Not long after, he found himself a facility - a warehouse in a parking lot - in Los Angeles' South Central neighbourhood, which he called The Dog Psychology Centre.
A Cuban allowed him free use of the premises. In return, Millan and his dogs provided security services.
Three years after he arrived in the US, he got his green card. Instead of US$10, he could start charging US$65 a day for each dog.
"I was supporting the family in Mexico. I got married and started paying bills and taxes," says Millan, now a US citizen.
A journalist from Los Angeles Times newspaper trailed him for three days, and wrote a feature on his winning ways with canines.
"She said, 'Hollywood loves you. You have people coming from England to see you. What would you like to do next?'
"I said, 'Well, I would like to have a TV show.' "
The day after the article was published, he had a line of TV producers banging down his door.
Millan knew exactly how he wanted Dog Whisperer to be. His key message is: Dogs are pack animals and need a calm assertive leader. To turn them into balanced animals, they need exercise, discipline and affection, in that order.
Dog Whisperer premiered in September 2004 on the National Geographic channel. Within a year, half-hour episodes became hour-long ones screened during prime time. It was syndicated to more than 80 countries, attracting audiences in the tens of millions.
But fame was disorienting.
"People were suddenly pandering to you, treating you in a way you've never been treated before," he says .
For a while, it got to his head but his dogs brought him back to earth.
"In the world of animals, fame and wealth and power do not exist. When your feet are not on the ground, your dogs won't listen to you. Their reactions told me I was in trouble," he says.
In the world of animals, fame and wealth and power do not exist. When your feet are not on the ground, your dogs won't listen to you.
CESAR MILLAN, on how fame got to his head till his dogs brought him back to earth.
His career soared. But just when all seemed hunky-dory, things came crashing in 2010. His beloved sidekick Daddy - an American pit bull terrier - died. Ilusion filed for divorce. And although he naively believed that Dog Whisperer was his, he found out that the production company owned all the rights.
"It was shocking, but it happens to a lot of artists. We sign a lot of things but we don't know what we are signing... I felt I had no worth.
"When you feel like a failure, you just go into this spiral," he says.
He reasoned there must be a reason why he was still alive after his suicide attempt.
So he went back to work, and swore to live by a new maxim: ownership, control and leadership.
A new woman, Jahira Dar, came into his life. He developed other TV series including Cesar 911, Leader Of The Pack and Dog Nation, which he co-hosts with his elder son Andre, 22. He has also worked with younger son Calvin, 16, on another series, Mutt & Stuff, for Nickelodeon.
"And now six years later, I'm in Singapore," says Millan, who has authored nine books, the latest being Cesar Millan's Lessons From The Pack.

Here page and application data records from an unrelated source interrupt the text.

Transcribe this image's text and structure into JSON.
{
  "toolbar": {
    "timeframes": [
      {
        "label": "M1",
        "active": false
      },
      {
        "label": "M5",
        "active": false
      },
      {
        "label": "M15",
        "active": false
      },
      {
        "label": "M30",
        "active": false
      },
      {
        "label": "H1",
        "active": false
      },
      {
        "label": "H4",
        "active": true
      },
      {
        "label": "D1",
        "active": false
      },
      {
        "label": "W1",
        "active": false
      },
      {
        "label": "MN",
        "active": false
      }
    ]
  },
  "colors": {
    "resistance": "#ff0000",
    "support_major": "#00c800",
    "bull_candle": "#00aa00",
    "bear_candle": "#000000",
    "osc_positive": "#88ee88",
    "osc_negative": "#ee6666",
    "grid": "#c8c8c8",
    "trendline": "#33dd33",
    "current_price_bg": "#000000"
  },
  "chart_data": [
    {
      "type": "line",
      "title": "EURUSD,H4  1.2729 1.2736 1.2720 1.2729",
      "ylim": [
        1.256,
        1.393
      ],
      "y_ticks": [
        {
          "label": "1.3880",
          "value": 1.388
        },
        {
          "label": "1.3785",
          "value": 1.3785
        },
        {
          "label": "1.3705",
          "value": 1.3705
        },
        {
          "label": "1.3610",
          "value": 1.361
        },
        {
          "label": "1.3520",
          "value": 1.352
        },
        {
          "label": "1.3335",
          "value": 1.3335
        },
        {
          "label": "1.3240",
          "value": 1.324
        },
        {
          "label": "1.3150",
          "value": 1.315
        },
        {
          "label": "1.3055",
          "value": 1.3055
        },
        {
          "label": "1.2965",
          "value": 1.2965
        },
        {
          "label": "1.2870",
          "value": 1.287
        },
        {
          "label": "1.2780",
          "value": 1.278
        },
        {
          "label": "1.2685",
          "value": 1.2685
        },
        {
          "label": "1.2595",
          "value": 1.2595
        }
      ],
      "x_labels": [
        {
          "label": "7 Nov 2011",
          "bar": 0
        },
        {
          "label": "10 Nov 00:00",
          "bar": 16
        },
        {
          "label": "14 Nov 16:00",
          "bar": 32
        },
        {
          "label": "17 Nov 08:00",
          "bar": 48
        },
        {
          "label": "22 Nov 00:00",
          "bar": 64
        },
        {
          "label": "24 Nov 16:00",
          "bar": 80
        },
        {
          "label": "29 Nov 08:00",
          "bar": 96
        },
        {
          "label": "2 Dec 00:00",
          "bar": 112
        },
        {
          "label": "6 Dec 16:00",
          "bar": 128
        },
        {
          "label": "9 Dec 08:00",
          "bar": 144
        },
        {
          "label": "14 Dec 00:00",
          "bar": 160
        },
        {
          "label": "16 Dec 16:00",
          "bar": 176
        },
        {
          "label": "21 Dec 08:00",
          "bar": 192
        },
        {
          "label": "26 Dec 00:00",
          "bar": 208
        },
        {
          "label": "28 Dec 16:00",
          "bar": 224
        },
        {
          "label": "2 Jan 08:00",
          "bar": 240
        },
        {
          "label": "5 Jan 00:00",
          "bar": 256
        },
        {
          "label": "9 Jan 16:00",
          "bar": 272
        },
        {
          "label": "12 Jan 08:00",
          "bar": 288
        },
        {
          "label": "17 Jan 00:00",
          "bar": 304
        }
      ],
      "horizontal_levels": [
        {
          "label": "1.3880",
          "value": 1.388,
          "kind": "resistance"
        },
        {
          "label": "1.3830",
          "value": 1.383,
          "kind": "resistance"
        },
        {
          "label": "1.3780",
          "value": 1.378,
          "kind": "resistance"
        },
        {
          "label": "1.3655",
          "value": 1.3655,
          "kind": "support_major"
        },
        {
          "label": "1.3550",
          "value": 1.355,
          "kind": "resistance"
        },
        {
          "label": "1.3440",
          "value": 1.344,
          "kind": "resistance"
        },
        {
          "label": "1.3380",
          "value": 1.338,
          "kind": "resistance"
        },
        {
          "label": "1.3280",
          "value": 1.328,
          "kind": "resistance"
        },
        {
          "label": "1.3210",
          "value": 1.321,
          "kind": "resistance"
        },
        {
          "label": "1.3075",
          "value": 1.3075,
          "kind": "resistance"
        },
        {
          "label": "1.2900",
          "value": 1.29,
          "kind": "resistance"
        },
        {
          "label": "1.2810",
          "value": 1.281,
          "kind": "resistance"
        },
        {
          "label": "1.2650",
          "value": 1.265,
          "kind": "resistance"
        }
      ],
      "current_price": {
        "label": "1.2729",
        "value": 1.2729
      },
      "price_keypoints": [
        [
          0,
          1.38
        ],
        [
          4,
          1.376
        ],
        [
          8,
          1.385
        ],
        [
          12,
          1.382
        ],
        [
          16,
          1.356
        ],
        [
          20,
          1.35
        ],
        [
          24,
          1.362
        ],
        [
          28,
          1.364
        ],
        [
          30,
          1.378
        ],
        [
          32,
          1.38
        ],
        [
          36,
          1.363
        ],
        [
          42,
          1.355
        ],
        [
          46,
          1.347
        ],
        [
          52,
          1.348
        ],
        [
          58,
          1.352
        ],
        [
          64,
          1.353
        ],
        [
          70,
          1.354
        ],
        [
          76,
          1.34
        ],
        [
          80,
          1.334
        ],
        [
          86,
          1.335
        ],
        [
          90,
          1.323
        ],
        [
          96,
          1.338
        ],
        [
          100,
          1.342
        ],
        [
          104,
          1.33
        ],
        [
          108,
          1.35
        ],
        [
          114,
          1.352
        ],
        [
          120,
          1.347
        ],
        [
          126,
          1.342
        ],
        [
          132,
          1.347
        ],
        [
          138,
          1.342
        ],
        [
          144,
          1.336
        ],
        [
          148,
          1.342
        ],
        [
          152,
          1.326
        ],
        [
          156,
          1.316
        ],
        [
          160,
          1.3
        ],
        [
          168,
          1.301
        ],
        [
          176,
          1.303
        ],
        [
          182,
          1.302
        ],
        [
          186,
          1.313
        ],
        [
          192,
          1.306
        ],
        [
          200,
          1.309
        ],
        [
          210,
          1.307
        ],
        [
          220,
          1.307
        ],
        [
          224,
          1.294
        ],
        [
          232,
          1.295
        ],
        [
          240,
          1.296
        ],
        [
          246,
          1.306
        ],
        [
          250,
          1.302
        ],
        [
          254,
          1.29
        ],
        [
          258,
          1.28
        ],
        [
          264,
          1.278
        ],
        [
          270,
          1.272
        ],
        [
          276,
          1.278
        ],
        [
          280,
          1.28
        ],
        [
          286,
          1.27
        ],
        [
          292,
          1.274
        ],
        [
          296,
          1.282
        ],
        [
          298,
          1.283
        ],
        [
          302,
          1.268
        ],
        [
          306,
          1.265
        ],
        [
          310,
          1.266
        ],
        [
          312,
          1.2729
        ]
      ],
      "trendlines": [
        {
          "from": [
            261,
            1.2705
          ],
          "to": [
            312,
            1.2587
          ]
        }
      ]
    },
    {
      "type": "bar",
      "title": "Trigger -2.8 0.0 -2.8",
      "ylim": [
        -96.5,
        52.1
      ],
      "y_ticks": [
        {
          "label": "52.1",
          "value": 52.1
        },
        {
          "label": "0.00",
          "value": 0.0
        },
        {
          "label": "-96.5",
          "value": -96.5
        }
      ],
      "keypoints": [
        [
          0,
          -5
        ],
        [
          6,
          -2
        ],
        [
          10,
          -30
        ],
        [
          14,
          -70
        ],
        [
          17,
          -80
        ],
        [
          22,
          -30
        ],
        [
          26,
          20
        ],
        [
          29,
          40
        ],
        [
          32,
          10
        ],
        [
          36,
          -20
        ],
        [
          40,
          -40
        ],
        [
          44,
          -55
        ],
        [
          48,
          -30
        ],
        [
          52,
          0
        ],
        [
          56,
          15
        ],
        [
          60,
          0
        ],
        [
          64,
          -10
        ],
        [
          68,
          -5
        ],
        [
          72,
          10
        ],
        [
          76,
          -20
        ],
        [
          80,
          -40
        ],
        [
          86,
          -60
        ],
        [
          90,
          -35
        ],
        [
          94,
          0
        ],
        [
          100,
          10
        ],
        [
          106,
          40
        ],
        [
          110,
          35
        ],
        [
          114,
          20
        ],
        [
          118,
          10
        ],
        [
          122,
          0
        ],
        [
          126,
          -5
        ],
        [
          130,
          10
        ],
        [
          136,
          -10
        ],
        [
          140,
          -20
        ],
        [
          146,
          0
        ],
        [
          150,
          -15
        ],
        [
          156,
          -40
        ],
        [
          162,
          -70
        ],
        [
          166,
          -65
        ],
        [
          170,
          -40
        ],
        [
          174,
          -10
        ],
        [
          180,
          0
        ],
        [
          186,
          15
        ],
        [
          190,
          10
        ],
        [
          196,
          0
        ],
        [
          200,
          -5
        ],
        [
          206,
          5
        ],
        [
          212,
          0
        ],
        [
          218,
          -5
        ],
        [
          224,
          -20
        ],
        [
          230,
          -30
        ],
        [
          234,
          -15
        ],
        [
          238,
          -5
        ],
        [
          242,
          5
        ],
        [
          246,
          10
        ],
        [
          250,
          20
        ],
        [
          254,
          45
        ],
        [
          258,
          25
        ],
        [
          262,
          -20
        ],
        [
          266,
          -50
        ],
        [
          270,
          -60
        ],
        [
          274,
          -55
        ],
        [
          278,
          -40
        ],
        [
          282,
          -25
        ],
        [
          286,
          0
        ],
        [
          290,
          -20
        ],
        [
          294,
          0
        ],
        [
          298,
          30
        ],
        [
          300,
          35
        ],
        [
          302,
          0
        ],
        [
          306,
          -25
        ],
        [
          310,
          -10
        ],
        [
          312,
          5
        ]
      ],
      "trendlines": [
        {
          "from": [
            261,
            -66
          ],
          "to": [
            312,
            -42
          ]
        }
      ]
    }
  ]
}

His life is going swimmingly but the man is not without his detractors. A New York Times columnist once called Millan "a charming, one-man wrecking ball" with a "one-size-fits-all, cookie-cutter approach to dog training".
Last year, animal lovers complained to the Los Angeles County Department of Animal Care and Control and petitioned Nat Geo to cancel Cesar 911 after a pig was bitten by a bulldog he trained on the show.
The channel defended its star, saying the short clip shared online did not include "the full context of the encounter" and that he created a safe environment to rehabilitate the bulldog's aggression.
After a full inquiry, LA County also found no evidence of animal cruelty on Millan's part.
Dogs, say Millan, will always play a central role in his life.
He writes in his latest book: "Dogs taught me how to go after my dreams, how to fall in and out of love, how to bear disappointment, how to weather loss, how to laugh with abandon, and how to move on and forgive."
We have been experiencing some problems with subscriber log-ins and apologise for the inconvenience caused. Until we resolve the issues, subscribers need not log in to access ST Digital articles. But a log-in is still required for our PDFs.